Nearly 70 years after the liberation of the infamous Auschwitz death camp, Germany’s Central Office for the Investigation of Nazi War Crimes continues its efforts to find and prosecute those who oversaw the deaths of millions of Jews, gays, Roma, Poles, political dissidents, and anyone else the Hitler regime considered immoral, defective or troublesome. The latest to be arrested is an 93 year-old former medic. In accordance with German privacy laws, his name has not been released to the public.
The 93-year-old, who was arrested at his home near Neubrandenburg, north of Berlin, underwent a medical checkup before he faced a judge and was then taken into pre-trial detention.
The former SS member allegedly assisted in the mass murder of prisoners who arrived on eight transports from Germany, Austria, France, Italy, the Netherlands and Slovenia in September 1944.
Of the arrivals, 1,721 were killed in gas chambers after they were deemed unfit for forced labour at the Auschwitz-Birkenau camp in Oswiecim, southern Poland, prosecutors said.
Ronald Lauder, president of the World Jewish Congress, praised German authorities for “not relenting in the pursuit of those who murdered, or aided in murdering, thousands of people” during the second world war.
“The prosecution of those who participated in terrible crimes sends a clear message that justice must be done, no matter how late the hour,” he said.
The arrest followed a recommendation from the German office investigating Nazi war crimes to bring charges.

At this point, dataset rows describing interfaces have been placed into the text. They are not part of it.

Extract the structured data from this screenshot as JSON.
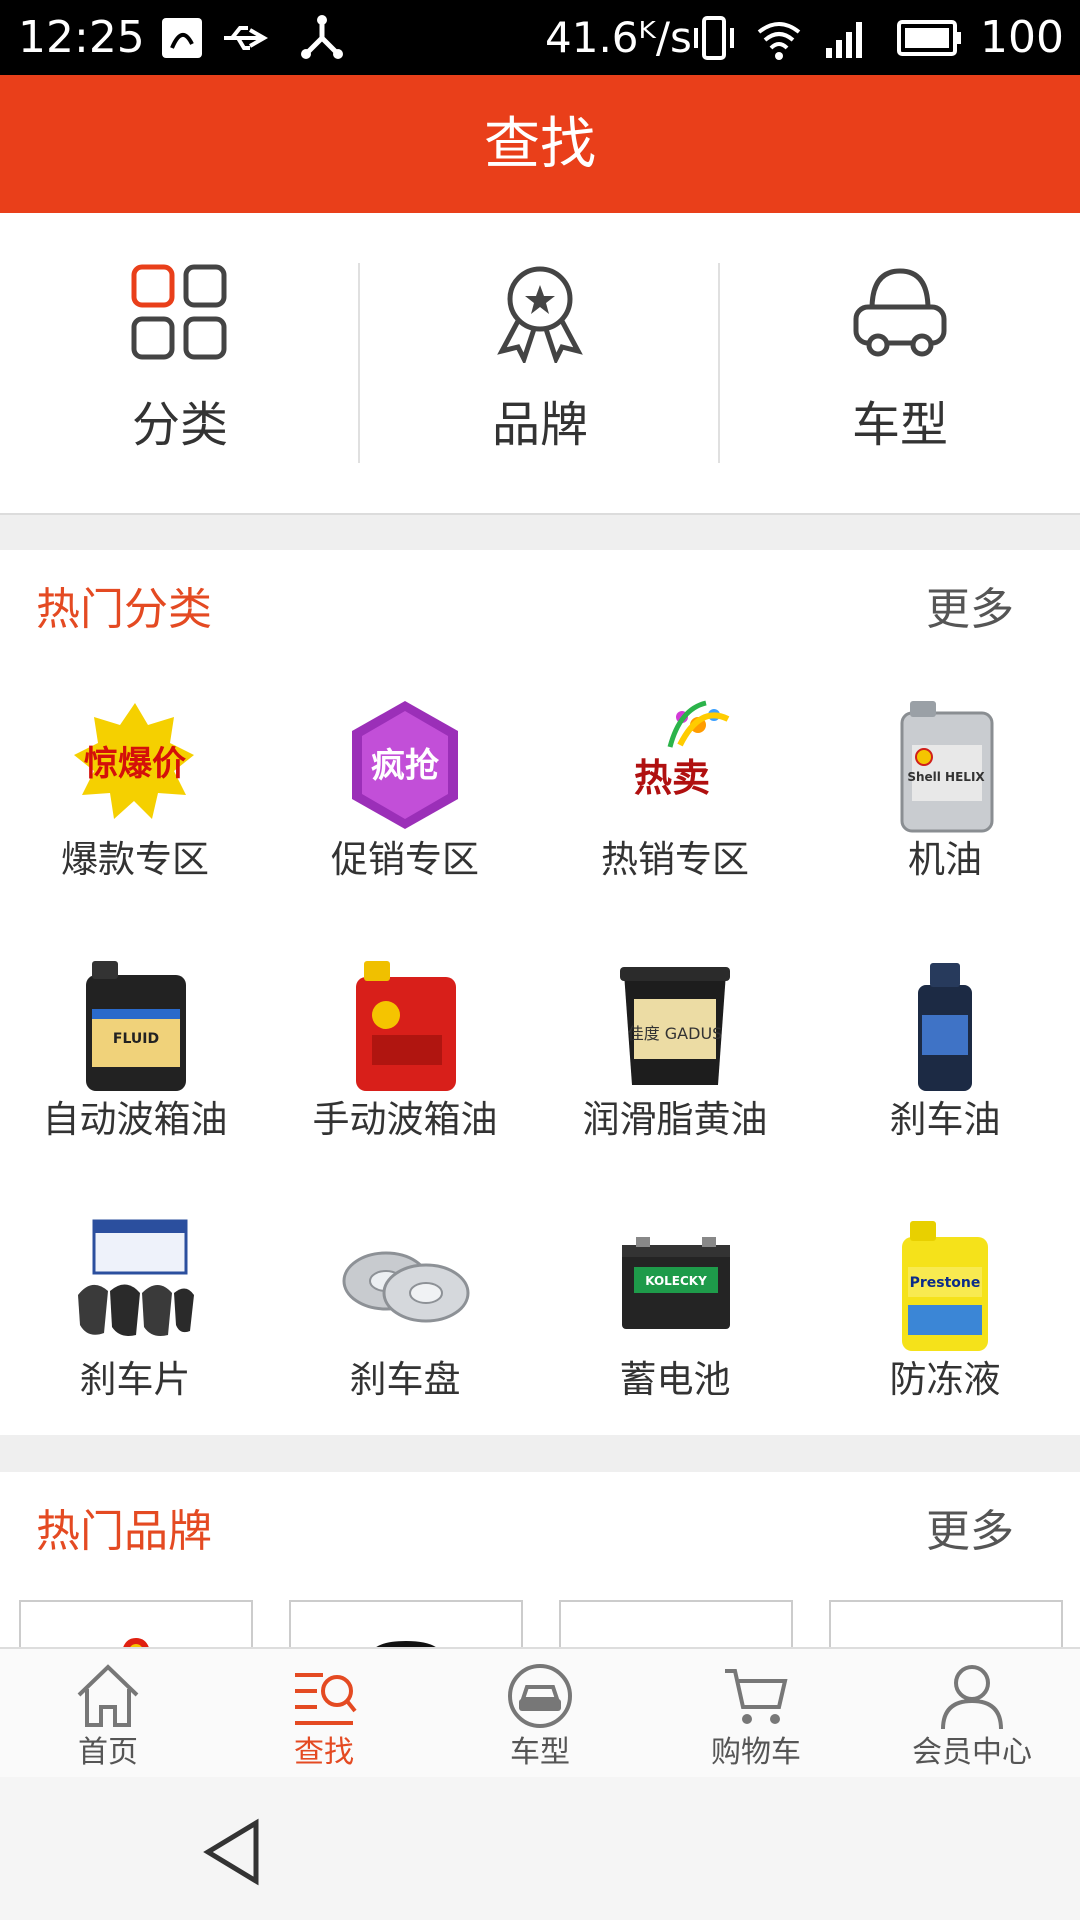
{
  "status_bar": {
    "time": "12:25",
    "speed": "41.6ᴷ/s",
    "battery": "100"
  },
  "header": {
    "title": "查找"
  },
  "filters": [
    {
      "label": "分类",
      "icon": "grid-icon"
    },
    {
      "label": "品牌",
      "icon": "award-ribbon-icon"
    },
    {
      "label": "车型",
      "icon": "car-icon"
    }
  ],
  "hot_categories": {
    "title": "热门分类",
    "more": "更多",
    "items": [
      {
        "label": "爆款专区"
      },
      {
        "label": "促销专区"
      },
      {
        "label": "热销专区"
      },
      {
        "label": "机油"
      },
      {
        "label": "自动波箱油"
      },
      {
        "label": "手动波箱油"
      },
      {
        "label": "润滑脂黄油"
      },
      {
        "label": "刹车油"
      },
      {
        "label": "刹车片"
      },
      {
        "label": "刹车盘"
      },
      {
        "label": "蓄电池"
      },
      {
        "label": "防冻液"
      }
    ],
    "images": {
      "promo1": "惊爆价",
      "promo2": "疯抢",
      "promo3": "热卖",
      "oil_brand": "Shell HELIX",
      "atf": "FLUID",
      "grease": "佳度 GADUS",
      "battery": "KOLECKY",
      "coolant": "Prestone"
    }
  },
  "hot_brands": {
    "title": "热门品牌",
    "more": "更多"
  },
  "tabbar": [
    {
      "label": "首页",
      "icon": "home-icon",
      "active": false
    },
    {
      "label": "查找",
      "icon": "search-list-icon",
      "active": true
    },
    {
      "label": "车型",
      "icon": "car-icon",
      "active": false
    },
    {
      "label": "购物车",
      "icon": "cart-icon",
      "active": false
    },
    {
      "label": "会员中心",
      "icon": "user-icon",
      "active": false
    }
  ],
  "colors": {
    "accent": "#e93f1a",
    "accent_text": "#e44a22"
  }
}
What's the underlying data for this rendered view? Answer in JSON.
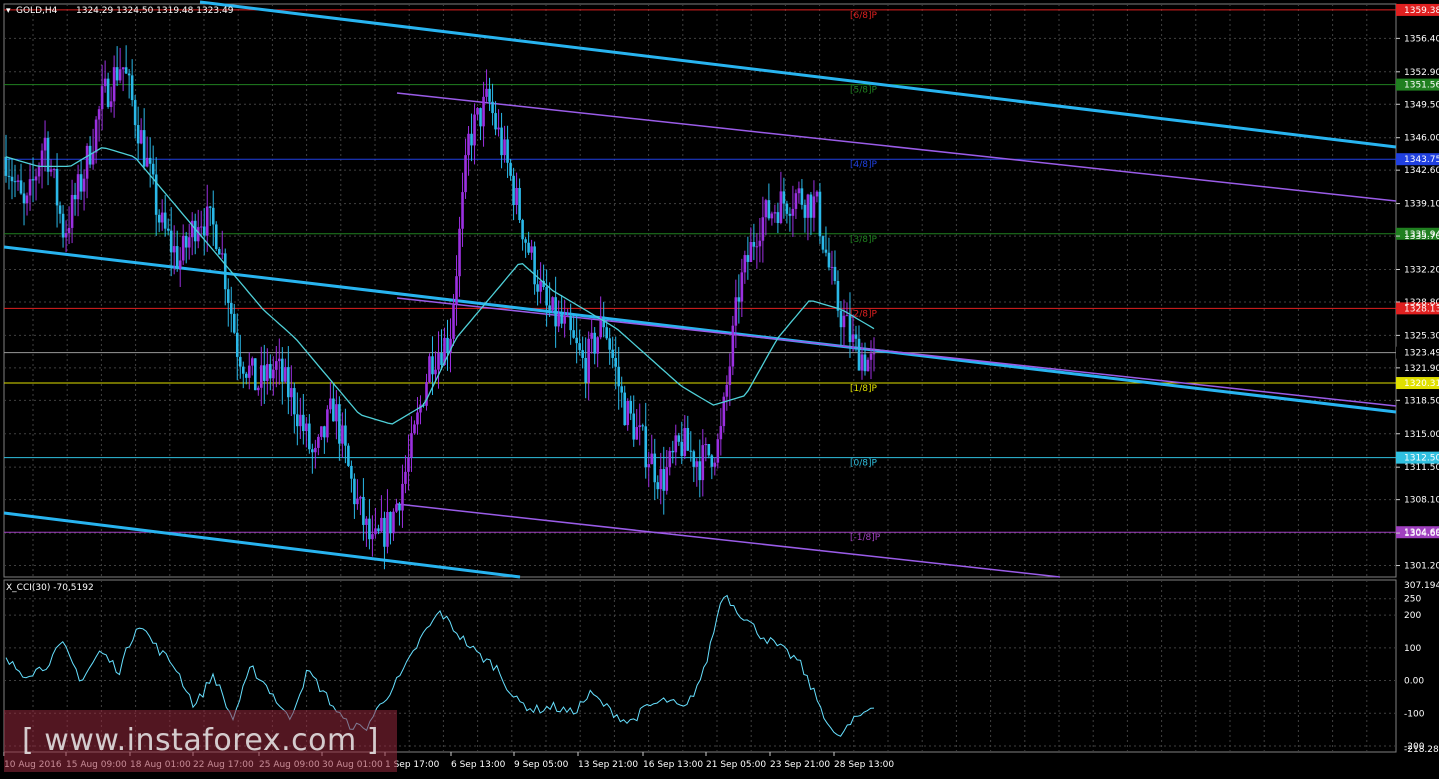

It was the latest in a series of arrests since Germany launched a renewed drive to bring to justice the last surviving perpetrators of the Holocaust.
For more than 60 years German courts prosecuted Nazi war criminals only if evidence showed they had personally committed atrocities. But in 2011 a Munich court sentenced John Demjanjuk to five years in prison for complicity in the extermination of Jews at the Sobibor camp, establishing that all former camp guards could be tried.